Video Technique May Eliminate Drill-and-Fill Dental Care

Many people dread visiting dentists because they're afraid of drills. Now, however, a technology developed by a British firm promises to eliminate the need for mechanical cleaning of dental cavities by speeding a natural process of tooth repair. VOA’s George Putic reports.
Video

Video China's Spratly Island Building Said to Light Up the Night 'Like A City'

Southeast Asian countries claim China has illegally seized territory in the Spratly islands. It is especially a concern for a Philippine mayor who says Beijing is occupying parts of his municipality. Jason Strother reports from the capital of Palawan province, Puerto Princesa.
Video

Video Ages-old Ice Reveals Secrets of Climate Change

Ice caps don't just exist at the world's poles. There are also tropical ice caps, and the largest sits atop the Peruvian Andes - but it is melting, quickly, and may be gone within the next 20 years.

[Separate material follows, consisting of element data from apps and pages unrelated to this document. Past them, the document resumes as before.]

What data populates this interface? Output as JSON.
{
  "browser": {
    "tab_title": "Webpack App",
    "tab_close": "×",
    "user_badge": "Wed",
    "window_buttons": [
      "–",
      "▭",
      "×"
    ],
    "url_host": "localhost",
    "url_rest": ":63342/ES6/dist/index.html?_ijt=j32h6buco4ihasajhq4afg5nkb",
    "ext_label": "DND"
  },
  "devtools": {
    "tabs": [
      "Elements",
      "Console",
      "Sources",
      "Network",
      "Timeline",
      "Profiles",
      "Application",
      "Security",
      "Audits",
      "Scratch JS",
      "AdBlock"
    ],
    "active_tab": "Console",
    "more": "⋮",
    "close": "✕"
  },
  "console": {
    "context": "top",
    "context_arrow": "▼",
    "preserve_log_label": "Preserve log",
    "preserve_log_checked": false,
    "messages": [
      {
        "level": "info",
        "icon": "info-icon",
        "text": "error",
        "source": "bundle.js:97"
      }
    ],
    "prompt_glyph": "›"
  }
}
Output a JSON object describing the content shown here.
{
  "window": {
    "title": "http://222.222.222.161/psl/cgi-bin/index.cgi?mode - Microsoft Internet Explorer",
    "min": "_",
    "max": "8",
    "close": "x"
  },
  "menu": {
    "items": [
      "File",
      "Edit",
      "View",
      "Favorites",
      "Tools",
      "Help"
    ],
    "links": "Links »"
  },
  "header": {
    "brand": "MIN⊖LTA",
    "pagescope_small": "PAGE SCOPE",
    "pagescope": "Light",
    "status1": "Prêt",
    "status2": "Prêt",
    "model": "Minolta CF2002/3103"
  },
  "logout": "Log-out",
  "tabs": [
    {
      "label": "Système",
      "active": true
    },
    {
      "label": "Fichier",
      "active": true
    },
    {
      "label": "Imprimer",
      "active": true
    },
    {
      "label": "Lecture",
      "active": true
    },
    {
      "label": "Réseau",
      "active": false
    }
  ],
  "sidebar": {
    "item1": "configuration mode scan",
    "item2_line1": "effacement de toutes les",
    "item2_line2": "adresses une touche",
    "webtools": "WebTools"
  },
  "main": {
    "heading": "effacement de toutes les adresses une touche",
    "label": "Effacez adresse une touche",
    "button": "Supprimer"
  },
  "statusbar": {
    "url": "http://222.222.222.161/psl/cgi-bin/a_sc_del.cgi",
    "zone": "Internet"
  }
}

George Putic reports scientists are now rushing to take samples to get at the valuable information about climate change locked in the ice.
Video

Video French Experiment in Integrating Roma Under Threat

Plans to destroy France’s oldest slum have sparked an outcry on the part of its Roma residents. As Lisa Bryant reports from the Paris suburb of La Courneuve, rights groups argue the community is a fledgling experiment on integrating Roma who are often outcasts in many parts of Europe.
Video

Video Kenyans Turn to Agriculture for Business

Each year Kenyan universities continue to churn out graduates for the job market despite the already existing high rate of unemployment among youth in the country. Some of these young men and women have realized that agriculture can be as rewarding as any other business or job, and they are resorting to agribusiness in large numbers as a way of tackling unemployment. Rael Ombuor reports for VOA.
Video

Video First Women Graduate Elite Army Ranger School

Two women are making history for the U.S. Army by proving they are among the toughest of the tough. VOA's Carla Babb reports from Fort Benning, Georgia as 94 men and those two women rise as graduates of the difficult Ranger school.

VOA Blogs